> **PROBLEM TO WORK ON**
For the records below, work out the number of lines holding "length" and reply with only that.

> **RECORDS PROVIDED**
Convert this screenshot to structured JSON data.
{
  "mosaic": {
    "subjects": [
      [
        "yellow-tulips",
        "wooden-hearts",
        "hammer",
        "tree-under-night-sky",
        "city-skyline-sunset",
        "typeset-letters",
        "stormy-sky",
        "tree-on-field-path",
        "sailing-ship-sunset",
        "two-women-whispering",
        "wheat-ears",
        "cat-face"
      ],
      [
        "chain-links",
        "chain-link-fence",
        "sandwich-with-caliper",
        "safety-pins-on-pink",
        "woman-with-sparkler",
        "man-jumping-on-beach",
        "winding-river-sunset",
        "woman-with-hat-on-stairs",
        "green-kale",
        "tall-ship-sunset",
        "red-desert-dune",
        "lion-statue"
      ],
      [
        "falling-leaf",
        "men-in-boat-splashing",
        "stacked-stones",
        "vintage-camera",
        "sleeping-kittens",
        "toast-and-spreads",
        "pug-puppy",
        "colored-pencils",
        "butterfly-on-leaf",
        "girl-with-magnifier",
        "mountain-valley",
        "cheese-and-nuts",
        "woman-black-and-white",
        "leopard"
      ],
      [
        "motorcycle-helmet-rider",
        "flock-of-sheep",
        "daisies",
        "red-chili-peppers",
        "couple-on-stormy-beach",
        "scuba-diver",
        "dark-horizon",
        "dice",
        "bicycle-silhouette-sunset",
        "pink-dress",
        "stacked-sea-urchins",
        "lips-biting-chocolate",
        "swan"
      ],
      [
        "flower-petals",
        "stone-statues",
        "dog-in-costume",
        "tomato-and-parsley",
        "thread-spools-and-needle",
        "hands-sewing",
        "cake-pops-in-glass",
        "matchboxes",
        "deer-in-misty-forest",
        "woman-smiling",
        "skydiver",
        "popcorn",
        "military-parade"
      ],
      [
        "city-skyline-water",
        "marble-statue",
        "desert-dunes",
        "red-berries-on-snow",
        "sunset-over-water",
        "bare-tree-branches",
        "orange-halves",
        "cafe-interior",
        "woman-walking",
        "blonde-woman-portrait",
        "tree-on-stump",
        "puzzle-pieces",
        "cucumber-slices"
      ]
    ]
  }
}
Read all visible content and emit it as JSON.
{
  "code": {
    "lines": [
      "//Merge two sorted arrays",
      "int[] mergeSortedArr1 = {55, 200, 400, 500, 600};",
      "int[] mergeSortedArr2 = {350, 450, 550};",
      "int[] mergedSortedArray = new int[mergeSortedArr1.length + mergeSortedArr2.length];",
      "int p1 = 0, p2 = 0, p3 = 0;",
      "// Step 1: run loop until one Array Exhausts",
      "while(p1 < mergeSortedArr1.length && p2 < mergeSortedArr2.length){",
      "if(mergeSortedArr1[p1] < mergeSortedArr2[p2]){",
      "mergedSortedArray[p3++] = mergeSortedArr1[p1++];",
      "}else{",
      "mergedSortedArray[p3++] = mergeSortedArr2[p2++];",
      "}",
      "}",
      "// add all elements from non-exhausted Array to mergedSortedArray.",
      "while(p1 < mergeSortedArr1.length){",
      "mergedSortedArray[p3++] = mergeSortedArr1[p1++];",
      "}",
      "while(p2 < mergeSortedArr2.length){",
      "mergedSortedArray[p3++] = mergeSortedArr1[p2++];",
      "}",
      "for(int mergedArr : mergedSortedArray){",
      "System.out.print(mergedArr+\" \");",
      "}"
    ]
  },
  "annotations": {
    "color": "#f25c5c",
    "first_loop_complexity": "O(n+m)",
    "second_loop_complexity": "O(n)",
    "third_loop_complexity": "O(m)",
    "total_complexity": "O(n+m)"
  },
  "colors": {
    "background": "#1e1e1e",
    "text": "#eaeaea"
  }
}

> **SOLUTION TO THIS EXERCISE**
4